Where in the data below does the word "KĘPA" appear? Copy each line that holds it.

--*--

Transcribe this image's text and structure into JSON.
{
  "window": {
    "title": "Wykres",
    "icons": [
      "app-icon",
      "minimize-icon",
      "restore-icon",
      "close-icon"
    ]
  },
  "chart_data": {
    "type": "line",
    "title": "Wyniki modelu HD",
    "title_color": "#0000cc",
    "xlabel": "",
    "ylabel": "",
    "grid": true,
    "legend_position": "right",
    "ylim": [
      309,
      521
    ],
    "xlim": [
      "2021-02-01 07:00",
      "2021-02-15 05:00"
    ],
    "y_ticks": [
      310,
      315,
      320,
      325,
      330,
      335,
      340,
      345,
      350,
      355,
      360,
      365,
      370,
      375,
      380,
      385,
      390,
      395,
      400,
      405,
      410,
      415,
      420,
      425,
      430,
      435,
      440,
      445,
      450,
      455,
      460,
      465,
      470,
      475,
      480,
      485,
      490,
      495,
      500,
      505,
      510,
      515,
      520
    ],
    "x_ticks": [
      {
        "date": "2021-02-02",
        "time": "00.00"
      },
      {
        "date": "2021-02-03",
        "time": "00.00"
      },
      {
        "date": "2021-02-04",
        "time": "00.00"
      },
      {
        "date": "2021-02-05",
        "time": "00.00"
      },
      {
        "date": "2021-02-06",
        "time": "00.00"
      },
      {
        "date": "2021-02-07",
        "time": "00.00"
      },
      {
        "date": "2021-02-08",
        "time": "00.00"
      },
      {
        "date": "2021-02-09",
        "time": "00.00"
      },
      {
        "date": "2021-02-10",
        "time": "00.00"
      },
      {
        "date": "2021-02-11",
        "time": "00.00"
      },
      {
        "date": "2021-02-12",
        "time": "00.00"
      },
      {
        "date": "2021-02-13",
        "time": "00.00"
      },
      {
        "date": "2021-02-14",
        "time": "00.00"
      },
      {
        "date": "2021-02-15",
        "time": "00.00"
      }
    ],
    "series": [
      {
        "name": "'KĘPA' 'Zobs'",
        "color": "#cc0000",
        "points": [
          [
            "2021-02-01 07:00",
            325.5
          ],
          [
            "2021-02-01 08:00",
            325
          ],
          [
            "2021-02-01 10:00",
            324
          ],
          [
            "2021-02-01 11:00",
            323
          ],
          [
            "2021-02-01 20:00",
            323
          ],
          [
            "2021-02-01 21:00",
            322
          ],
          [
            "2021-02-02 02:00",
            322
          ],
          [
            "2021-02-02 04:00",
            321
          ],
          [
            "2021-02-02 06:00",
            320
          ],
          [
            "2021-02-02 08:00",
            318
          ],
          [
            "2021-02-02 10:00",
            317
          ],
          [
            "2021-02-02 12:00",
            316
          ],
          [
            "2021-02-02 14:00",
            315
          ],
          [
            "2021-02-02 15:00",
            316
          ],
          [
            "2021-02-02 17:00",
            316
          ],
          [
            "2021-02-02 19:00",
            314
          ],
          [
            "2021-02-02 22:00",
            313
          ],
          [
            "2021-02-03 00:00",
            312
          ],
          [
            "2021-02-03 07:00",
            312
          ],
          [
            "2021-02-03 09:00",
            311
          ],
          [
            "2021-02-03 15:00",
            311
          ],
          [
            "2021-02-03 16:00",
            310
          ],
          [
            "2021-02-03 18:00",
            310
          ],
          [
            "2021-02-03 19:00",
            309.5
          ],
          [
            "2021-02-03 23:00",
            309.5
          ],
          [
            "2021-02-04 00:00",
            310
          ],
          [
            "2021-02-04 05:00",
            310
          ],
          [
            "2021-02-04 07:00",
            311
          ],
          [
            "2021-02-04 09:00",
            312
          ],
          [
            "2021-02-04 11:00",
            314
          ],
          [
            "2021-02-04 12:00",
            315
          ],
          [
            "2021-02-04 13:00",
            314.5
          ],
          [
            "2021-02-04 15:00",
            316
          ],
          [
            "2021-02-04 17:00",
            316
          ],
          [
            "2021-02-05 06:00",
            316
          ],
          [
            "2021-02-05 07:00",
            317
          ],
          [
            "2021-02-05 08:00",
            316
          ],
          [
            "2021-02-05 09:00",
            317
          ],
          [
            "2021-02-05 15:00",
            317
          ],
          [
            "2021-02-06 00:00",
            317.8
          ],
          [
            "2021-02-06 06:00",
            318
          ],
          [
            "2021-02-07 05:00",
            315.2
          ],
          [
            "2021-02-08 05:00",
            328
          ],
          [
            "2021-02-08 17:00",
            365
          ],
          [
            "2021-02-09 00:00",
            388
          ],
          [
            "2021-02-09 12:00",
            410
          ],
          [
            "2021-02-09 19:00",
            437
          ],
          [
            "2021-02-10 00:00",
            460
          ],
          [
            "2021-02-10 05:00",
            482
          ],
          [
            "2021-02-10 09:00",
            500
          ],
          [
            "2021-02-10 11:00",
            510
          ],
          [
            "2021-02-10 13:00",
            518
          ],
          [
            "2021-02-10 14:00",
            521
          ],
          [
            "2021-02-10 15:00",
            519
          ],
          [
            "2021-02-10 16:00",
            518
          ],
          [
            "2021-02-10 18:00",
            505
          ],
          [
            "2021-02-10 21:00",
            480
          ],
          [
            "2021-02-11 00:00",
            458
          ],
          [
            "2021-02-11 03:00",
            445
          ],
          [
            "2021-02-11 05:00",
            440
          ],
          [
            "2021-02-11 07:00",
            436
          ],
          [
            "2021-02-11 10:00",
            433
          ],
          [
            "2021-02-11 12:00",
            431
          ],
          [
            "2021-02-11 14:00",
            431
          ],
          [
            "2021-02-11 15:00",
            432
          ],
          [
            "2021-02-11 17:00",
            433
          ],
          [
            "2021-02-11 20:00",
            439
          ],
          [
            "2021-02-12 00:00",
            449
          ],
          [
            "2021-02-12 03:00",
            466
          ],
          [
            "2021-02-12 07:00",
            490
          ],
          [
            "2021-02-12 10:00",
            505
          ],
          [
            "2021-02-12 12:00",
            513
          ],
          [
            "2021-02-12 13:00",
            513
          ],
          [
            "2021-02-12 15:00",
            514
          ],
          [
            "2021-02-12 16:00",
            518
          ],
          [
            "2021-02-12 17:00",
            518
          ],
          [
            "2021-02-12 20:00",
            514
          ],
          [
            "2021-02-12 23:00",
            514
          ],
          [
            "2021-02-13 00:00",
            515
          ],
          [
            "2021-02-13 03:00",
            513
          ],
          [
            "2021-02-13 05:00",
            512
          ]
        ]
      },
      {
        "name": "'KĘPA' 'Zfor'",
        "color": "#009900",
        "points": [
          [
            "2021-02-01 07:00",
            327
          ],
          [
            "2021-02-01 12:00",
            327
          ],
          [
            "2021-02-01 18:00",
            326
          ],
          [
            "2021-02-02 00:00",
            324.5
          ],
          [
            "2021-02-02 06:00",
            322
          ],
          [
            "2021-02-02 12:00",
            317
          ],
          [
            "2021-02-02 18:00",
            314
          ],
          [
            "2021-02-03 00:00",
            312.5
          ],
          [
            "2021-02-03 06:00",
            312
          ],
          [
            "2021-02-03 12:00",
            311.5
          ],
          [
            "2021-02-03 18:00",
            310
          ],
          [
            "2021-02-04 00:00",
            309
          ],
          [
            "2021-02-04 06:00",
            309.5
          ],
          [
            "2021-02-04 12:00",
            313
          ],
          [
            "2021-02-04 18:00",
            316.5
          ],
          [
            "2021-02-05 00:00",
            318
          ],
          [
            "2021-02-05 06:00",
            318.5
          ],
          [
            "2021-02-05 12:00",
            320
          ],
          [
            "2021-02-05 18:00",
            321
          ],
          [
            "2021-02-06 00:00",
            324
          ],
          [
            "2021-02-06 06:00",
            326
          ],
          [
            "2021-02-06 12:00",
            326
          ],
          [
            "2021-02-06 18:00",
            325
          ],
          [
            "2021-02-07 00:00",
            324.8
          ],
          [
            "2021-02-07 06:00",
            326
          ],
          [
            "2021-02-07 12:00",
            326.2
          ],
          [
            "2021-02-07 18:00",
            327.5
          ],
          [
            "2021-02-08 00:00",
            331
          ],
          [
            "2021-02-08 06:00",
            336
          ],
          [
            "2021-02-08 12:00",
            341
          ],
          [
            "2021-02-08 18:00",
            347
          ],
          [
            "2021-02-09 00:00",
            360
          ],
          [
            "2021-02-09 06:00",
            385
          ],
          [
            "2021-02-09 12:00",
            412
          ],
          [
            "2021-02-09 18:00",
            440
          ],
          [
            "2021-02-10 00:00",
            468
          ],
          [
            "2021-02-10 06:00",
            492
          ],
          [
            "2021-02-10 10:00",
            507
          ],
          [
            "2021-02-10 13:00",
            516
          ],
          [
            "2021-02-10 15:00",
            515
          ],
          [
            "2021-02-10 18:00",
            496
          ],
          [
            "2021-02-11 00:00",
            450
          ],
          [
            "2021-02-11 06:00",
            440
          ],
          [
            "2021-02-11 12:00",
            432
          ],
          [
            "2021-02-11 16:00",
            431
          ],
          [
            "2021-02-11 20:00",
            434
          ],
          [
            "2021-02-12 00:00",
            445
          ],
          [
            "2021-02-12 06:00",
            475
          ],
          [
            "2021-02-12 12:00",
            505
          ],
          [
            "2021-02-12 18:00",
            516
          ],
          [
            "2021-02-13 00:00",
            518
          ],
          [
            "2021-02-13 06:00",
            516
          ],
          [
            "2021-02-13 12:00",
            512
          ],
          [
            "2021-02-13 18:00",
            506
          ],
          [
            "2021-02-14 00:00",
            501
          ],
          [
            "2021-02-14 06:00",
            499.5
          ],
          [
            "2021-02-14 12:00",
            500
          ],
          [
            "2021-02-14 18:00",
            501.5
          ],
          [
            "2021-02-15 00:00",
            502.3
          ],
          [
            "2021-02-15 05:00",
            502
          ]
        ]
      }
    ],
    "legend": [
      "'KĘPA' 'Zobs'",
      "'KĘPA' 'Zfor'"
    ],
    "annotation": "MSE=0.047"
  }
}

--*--

• **Problem solution**
        "name": "'KĘPA' 'Zobs'",
        "name": "'KĘPA' 'Zfor'",
      "'KĘPA' 'Zobs'",
      "'KĘPA' 'Zfor'"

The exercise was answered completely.